Ike your a ninja?!? I'm a Samurai you fuck! Lets fight! Rrrrhhhhhh!
Ike: You're the only ninja from Hermiston.
Most martial arts do no type of live sparring, because they don't want anyone to "get hurt". For this reason, they have know idea what happens in a real fight.
They practice all these neat little "techniques", which look real cool, and would work with a compliant opponent, but unfortunately people do not usually follow set patterns in a fight.
You have to get out onto the mat/ring and mix it up, if you want any carryover to the real world.
Breaking a guy's arm as he throws that first punch is easy huh? You've done that a lot have ya? I've heard that before but I've never had my arm broken.

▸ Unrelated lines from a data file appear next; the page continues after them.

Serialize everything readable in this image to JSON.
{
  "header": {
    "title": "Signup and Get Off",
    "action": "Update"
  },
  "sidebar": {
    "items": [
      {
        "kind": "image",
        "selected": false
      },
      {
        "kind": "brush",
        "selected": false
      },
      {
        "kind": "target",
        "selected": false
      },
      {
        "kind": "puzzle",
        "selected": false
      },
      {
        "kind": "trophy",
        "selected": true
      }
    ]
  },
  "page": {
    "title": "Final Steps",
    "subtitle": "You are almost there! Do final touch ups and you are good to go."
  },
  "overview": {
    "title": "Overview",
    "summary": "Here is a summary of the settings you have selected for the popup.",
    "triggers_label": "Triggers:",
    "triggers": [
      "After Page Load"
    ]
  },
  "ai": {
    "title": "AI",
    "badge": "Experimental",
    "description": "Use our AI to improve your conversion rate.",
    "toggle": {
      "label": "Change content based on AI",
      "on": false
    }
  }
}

Your probably talking about "trapping" and trapping takes years and years of intense practice to even be slightly good at it. Most bar thugs I know only have years of intense practice in drinking and mouthing off.
Look probably the two best combat arts a person should use for "self protection" is wrestling and boxing. When your dealing with drunks and bullies the basics work the best.
It's not like the loud mouth drunks in bars are martial arts masters for crying out loud.
I'm not talking about locks, which I do agree are very difficult to perform effectively in real life. I'm referring to the elbow joint. There are a lot of different ways to break an arm as a punch is thrown.
And no, I've never done it in real life. But with some of the techniques, if you can block a punch, you can break the arm. Just another simple step. (In reality the break occurs at the same time as the block).
If you are not training in Brazilian jiu jitsu, wrestling, thai boxing or boxing then you are most likely not a threat to anyone who has half a clue. Also it depends on the person, some people are just not meant to be good fighters. Athletic ability, strength, etc play a huge role no matter what the little guys will tell you.
I forgot to mention judo. It is also a good style but you would need to learn how to do the throws without a gi to hang on to.
Unfortunately, due to thier popularity in the media and the fact that martial arts is one artform that seems to be closely linked with alot of peoples ego's, most of the time when someone says they are a black belt or whatever it doesn't usually mean that they are really any better in a street fight than your average bar brawler. I've got a pretty decent background with various ma's and I've never once metioned it in any violent confrontation or even amongst new aquantances. The guys that do bring it up are usually looking for attention as has been mentioned previously. On the other hand, if a person really is skilled in one of the more effective art forms, they can really do alot of damage very quickly and efficiently and totally dominate someone that hasn't had thier level of training. Also, some people are just meant to be good fighters and some never will be no matter how hard they train. Long story short, martial arts are basically a detailed source of information on how to handle violent situations, but it still just boils down to the person in the situation, the circumstances, and how they react that determines the outcome. Martial Arts can be a valuable tool or a waste of time depending on how you apply it. We used to have a saying about the dorks that advertise thier Martial arts abilities, "They know just enough to get themselves hurt".
I just sparred for the first time tonight. Man, what fun!! I got my ass kicked in stand up fighting but tapped him out in ground fighting. That felt great!!
Currently, I do kickboxing and submission grappling. Whoever said that you can easily break someone's arm after a punch is correct. It's not that hard to do, really. Dodge the punch, grab his/her wrist, push down about 2 inches above the elbow. Voila, you have either a submission for your drunk friends or a broken arm for a drunken bar idiot.